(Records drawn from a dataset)
################

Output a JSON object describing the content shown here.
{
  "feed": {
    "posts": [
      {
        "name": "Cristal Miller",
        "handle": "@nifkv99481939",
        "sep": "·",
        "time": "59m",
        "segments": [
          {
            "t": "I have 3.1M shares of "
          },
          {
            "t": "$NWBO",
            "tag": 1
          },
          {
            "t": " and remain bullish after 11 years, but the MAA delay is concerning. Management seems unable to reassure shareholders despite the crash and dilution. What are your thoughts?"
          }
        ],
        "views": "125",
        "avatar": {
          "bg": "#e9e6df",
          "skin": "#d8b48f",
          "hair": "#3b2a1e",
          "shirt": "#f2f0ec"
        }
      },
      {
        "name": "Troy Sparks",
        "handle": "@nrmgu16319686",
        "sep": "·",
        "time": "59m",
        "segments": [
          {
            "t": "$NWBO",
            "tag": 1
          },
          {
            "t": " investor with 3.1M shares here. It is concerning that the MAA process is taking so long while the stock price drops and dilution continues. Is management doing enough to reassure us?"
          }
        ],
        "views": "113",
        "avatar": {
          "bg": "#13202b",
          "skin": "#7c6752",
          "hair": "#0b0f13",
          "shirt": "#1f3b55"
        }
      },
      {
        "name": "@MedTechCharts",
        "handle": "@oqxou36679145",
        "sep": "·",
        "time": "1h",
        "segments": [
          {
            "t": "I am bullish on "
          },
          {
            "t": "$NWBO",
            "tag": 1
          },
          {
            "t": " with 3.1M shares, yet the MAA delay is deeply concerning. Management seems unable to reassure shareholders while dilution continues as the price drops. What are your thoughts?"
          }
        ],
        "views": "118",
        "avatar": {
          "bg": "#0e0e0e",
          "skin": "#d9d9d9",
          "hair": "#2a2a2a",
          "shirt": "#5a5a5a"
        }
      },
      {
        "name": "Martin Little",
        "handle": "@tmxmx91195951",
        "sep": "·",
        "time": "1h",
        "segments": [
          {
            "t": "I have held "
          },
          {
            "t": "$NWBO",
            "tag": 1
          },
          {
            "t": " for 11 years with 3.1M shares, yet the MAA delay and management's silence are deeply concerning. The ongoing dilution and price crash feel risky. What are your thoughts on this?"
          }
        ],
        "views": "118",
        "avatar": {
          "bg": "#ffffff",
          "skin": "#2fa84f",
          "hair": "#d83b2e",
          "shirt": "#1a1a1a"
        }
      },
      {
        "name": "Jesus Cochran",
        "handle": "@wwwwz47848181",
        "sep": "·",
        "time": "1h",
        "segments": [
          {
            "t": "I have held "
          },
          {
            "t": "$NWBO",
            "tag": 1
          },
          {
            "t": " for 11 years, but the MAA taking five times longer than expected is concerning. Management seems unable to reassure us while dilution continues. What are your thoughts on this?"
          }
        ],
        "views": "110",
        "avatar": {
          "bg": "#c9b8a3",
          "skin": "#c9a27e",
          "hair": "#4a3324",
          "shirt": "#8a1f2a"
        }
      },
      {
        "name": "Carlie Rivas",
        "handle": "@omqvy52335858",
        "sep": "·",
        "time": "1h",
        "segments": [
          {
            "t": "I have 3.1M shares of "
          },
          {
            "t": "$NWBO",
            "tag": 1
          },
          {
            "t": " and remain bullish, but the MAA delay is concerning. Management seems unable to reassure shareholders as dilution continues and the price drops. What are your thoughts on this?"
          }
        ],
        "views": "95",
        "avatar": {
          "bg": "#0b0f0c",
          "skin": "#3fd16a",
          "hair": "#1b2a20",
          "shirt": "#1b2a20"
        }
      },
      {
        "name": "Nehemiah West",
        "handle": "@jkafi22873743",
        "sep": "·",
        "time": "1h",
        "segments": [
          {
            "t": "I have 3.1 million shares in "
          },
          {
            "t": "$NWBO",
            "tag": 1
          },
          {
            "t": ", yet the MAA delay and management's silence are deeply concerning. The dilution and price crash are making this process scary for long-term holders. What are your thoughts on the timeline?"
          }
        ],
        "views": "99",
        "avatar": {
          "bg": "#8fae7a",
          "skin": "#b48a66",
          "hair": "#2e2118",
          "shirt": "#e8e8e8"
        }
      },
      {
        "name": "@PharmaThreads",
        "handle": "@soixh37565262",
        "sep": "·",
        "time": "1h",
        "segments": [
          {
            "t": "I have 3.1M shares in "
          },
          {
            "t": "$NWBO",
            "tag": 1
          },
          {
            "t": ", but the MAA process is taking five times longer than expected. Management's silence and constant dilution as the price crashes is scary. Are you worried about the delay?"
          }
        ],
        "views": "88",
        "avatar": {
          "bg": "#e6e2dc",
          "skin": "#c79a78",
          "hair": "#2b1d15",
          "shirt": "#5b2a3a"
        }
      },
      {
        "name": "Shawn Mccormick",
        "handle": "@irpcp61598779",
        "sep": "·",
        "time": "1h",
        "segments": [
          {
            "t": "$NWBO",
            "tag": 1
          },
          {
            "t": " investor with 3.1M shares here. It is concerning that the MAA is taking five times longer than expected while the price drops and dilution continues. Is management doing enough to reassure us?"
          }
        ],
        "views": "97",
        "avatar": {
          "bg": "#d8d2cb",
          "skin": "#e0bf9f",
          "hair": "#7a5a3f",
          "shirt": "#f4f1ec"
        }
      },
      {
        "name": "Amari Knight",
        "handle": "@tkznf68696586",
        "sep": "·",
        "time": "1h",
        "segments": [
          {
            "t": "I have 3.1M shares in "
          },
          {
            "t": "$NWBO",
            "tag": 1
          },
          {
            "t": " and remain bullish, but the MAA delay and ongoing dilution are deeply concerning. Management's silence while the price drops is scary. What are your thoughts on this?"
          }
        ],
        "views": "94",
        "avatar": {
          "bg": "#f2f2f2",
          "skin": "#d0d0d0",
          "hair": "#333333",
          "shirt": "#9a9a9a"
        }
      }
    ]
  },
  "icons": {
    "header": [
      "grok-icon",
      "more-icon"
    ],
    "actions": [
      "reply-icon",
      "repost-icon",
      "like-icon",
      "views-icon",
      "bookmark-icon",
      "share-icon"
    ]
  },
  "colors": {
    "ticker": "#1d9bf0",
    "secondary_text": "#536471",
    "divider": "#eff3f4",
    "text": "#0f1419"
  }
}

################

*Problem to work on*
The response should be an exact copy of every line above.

*Answer for this exercise*
Output a JSON object describing the content shown here.
{
  "feed": {
    "posts": [
      {
        "name": "Cristal Miller",
        "handle": "@nifkv99481939",
        "sep": "·",
        "time": "59m",
        "segments": [
          {
            "t": "I have 3.1M shares of "
          },
          {
            "t": "$NWBO",
            "tag": 1
          },
          {
            "t": " and remain bullish after 11 years, but the MAA delay is concerning. Management seems unable to reassure shareholders despite the crash and dilution. What are your thoughts?"
          }
        ],
        "views": "125",
        "avatar": {
          "bg": "#e9e6df",
          "skin": "#d8b48f",
          "hair": "#3b2a1e",
          "shirt": "#f2f0ec"
        }
      },
      {
        "name": "Troy Sparks",
        "handle": "@nrmgu16319686",
        "sep": "·",
        "time": "59m",
        "segments": [
          {
            "t": "$NWBO",
            "tag": 1
          },
          {
            "t": " investor with 3.1M shares here. It is concerning that the MAA process is taking so long while the stock price drops and dilution continues. Is management doing enough to reassure us?"
          }
        ],
        "views": "113",
        "avatar": {
          "bg": "#13202b",
          "skin": "#7c6752",
          "hair": "#0b0f13",
          "shirt": "#1f3b55"
        }
      },
      {
        "name": "@MedTechCharts",
        "handle": "@oqxou36679145",
        "sep": "·",
        "time": "1h",
        "segments": [
          {
            "t": "I am bullish on "
          },
          {
            "t": "$NWBO",
            "tag": 1
          },
          {
            "t": " with 3.1M shares, yet the MAA delay is deeply concerning. Management seems unable to reassure shareholders while dilution continues as the price drops. What are your thoughts?"
          }
        ],
        "views": "118",
        "avatar": {
          "bg": "#0e0e0e",
          "skin": "#d9d9d9",
          "hair": "#2a2a2a",
          "shirt": "#5a5a5a"
        }
      },
      {
        "name": "Martin Little",
        "handle": "@tmxmx91195951",
        "sep": "·",
        "time": "1h",
        "segments": [
          {
            "t": "I have held "
          },
          {
            "t": "$NWBO",
            "tag": 1
          },
          {
            "t": " for 11 years with 3.1M shares, yet the MAA delay and management's silence are deeply concerning. The ongoing dilution and price crash feel risky. What are your thoughts on this?"
          }
        ],
        "views": "118",
        "avatar": {
          "bg": "#ffffff",
          "skin": "#2fa84f",
          "hair": "#d83b2e",
          "shirt": "#1a1a1a"
        }
      },
      {
        "name": "Jesus Cochran",
        "handle": "@wwwwz47848181",
        "sep": "·",
        "time": "1h",
        "segments": [
          {
            "t": "I have held "
          },
          {
            "t": "$NWBO",
            "tag": 1
          },
          {
            "t": " for 11 years, but the MAA taking five times longer than expected is concerning. Management seems unable to reassure us while dilution continues. What are your thoughts on this?"
          }
        ],
        "views": "110",
        "avatar": {
          "bg": "#c9b8a3",
          "skin": "#c9a27e",
          "hair": "#4a3324",
          "shirt": "#8a1f2a"
        }
      },
      {
        "name": "Carlie Rivas",
        "handle": "@omqvy52335858",
        "sep": "·",
        "time": "1h",
        "segments": [
          {
            "t": "I have 3.1M shares of "
          },
          {
            "t": "$NWBO",
            "tag": 1
          },
          {
            "t": " and remain bullish, but the MAA delay is concerning. Management seems unable to reassure shareholders as dilution continues and the price drops. What are your thoughts on this?"
          }
        ],
        "views": "95",
        "avatar": {
          "bg": "#0b0f0c",
          "skin": "#3fd16a",
          "hair": "#1b2a20",
          "shirt": "#1b2a20"
        }
      },
      {
        "name": "Nehemiah West",
        "handle": "@jkafi22873743",
        "sep": "·",
        "time": "1h",
        "segments": [
          {
            "t": "I have 3.1 million shares in "
          },
          {
            "t": "$NWBO",
            "tag": 1
          },
          {
            "t": ", yet the MAA delay and management's silence are deeply concerning. The dilution and price crash are making this process scary for long-term holders. What are your thoughts on the timeline?"
          }
        ],
        "views": "99",
        "avatar": {
          "bg": "#8fae7a",
          "skin": "#b48a66",
          "hair": "#2e2118",
          "shirt": "#e8e8e8"
        }
      },
      {
        "name": "@PharmaThreads",
        "handle": "@soixh37565262",
        "sep": "·",
        "time": "1h",
        "segments": [
          {
            "t": "I have 3.1M shares in "
          },
          {
            "t": "$NWBO",
            "tag": 1
          },
          {
            "t": ", but the MAA process is taking five times longer than expected. Management's silence and constant dilution as the price crashes is scary. Are you worried about the delay?"
          }
        ],
        "views": "88",
        "avatar": {
          "bg": "#e6e2dc",
          "skin": "#c79a78",
          "hair": "#2b1d15",
          "shirt": "#5b2a3a"
        }
      },
      {
        "name": "Shawn Mccormick",
        "handle": "@irpcp61598779",
        "sep": "·",
        "time": "1h",
        "segments": [
          {
            "t": "$NWBO",
            "tag": 1
          },
          {
            "t": " investor with 3.1M shares here. It is concerning that the MAA is taking five times longer than expected while the price drops and dilution continues. Is management doing enough to reassure us?"
          }
        ],
        "views": "97",
        "avatar": {
          "bg": "#d8d2cb",
          "skin": "#e0bf9f",
          "hair": "#7a5a3f",
          "shirt": "#f4f1ec"
        }
      },
      {
        "name": "Amari Knight",
        "handle": "@tkznf68696586",
        "sep": "·",
        "time": "1h",
        "segments": [
          {
            "t": "I have 3.1M shares in "
          },
          {
            "t": "$NWBO",
            "tag": 1
          },
          {
            "t": " and remain bullish, but the MAA delay and ongoing dilution are deeply concerning. Management's silence while the price drops is scary. What are your thoughts on this?"
          }
        ],
        "views": "94",
        "avatar": {
          "bg": "#f2f2f2",
          "skin": "#d0d0d0",
          "hair": "#333333",
          "shirt": "#9a9a9a"
        }
      }
    ]
  },
  "icons": {
    "header": [
      "grok-icon",
      "more-icon"
    ],
    "actions": [
      "reply-icon",
      "repost-icon",
      "like-icon",
      "views-icon",
      "bookmark-icon",
      "share-icon"
    ]
  },
  "colors": {
    "ticker": "#1d9bf0",
    "secondary_text": "#536471",
    "divider": "#eff3f4",
    "text": "#0f1419"
  }
}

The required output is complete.